Like Origen, that brilliant theologian of the 3rd century Alexandrine church, I'm not much enamoured of a 'birth day' for the baby Jesus. Saying that only sinners like Herod and Pharoah celebrated their nativity is perhaps a little too harsh, and when Christianity went calling in Rome it could perhaps not escape one of the more innocuous facets of pagan culture - the Natal Day. The Emperor had his games, and we have ours. Pin the tail on the donkey, or dress the Christian in a deerskin and release the lions. You get the picture. Perhaps this why I always preferred the just-the-(disputed)facts Gospel of Mark and the majestic Heraclitian Logos of John to the Nativity scenes of Matthew and Luke. Lest I risk being called a heretic, this preference is purely aesthetical. To my eternal shame I never was much of a diaper changer.
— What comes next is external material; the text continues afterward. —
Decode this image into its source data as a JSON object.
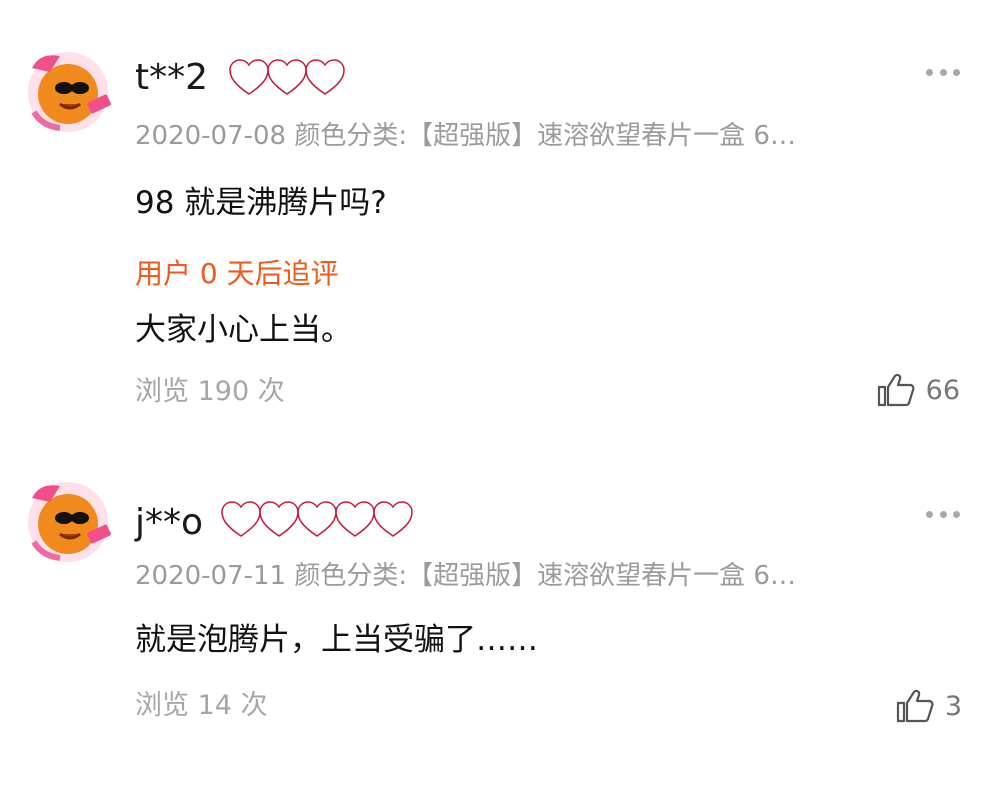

The Comet Lovejoy appeared in the East yester-eve like some latterday Star of Bethlehem. It is itself a miracle which should have been vaporized in its close passage to our Sun (which it passed within less than half the distance to our moon). Astronomers were amazed when it resumed its trajectory towards the outlands of the solar system, probably quite smaller in it's mass but no less spectacular in it's tail. Proofed by the refiner's fire, it endures - a symbol perhaps of a remnant Christianity and its founder death and resurrection. Soon, Christ will be a Christmas day black hole whose existence can only be discerned only by observing the bodies that have fallen into his intense gravitational pull until even their light cannot escape. Perhaps that is the way it was meant to be.
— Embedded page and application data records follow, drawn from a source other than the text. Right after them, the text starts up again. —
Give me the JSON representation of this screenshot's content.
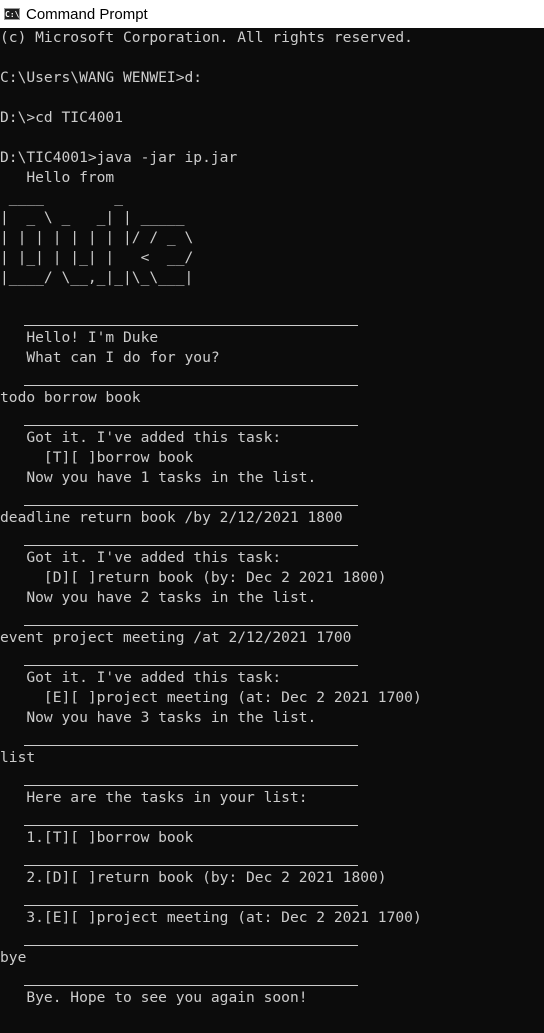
{
  "window": {
    "title": "Command Prompt",
    "icon": "cmd-icon",
    "icon_text": "C:\\."
  },
  "console": {
    "lines": [
      "(c) Microsoft Corporation. All rights reserved.",
      "",
      "C:\\Users\\WANG WENWEI>d:",
      "",
      "D:\\>cd TIC4001",
      "",
      "D:\\TIC4001>java -jar ip.jar",
      "   Hello from",
      " ____        _",
      "|  _ \\ _   _| | _____",
      "| | | | | | | |/ / _ \\",
      "| |_| | |_| |   <  __/",
      "|____/ \\__,_|_|\\_\\___|",
      "",
      "",
      "   Hello! I'm Duke",
      "   What can I do for you?",
      "",
      "todo borrow book",
      "",
      "   Got it. I've added this task:",
      "     [T][ ]borrow book",
      "   Now you have 1 tasks in the list.",
      "",
      "deadline return book /by 2/12/2021 1800",
      "",
      "   Got it. I've added this task:",
      "     [D][ ]return book (by: Dec 2 2021 1800)",
      "   Now you have 2 tasks in the list.",
      "",
      "event project meeting /at 2/12/2021 1700",
      "",
      "   Got it. I've added this task:",
      "     [E][ ]project meeting (at: Dec 2 2021 1700)",
      "   Now you have 3 tasks in the list.",
      "",
      "list",
      "",
      "   Here are the tasks in your list:",
      "",
      "   1.[T][ ]borrow book",
      "",
      "   2.[D][ ]return book (by: Dec 2 2021 1800)",
      "",
      "   3.[E][ ]project meeting (at: Dec 2 2021 1700)",
      "",
      "bye",
      "",
      "   Bye. Hope to see you again soon!"
    ],
    "separator_after_lines": [
      14,
      17,
      19,
      23,
      25,
      29,
      31,
      35,
      37,
      39,
      41,
      43,
      45,
      47
    ]
  },
  "colors": {
    "background": "#0c0c0c",
    "text": "#cccccc",
    "titlebar": "#ffffff"
  }
}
Folks increasingly seem unable to get beyond the natural and moral theodicies that run interference between them and God. But the Light that came into the world was always in a Superposition in which the humanity and divinity of the Crucified were there all along. Like the two-slit experiment in quantum mechanics, there is always interference, but the light always shines somewhere.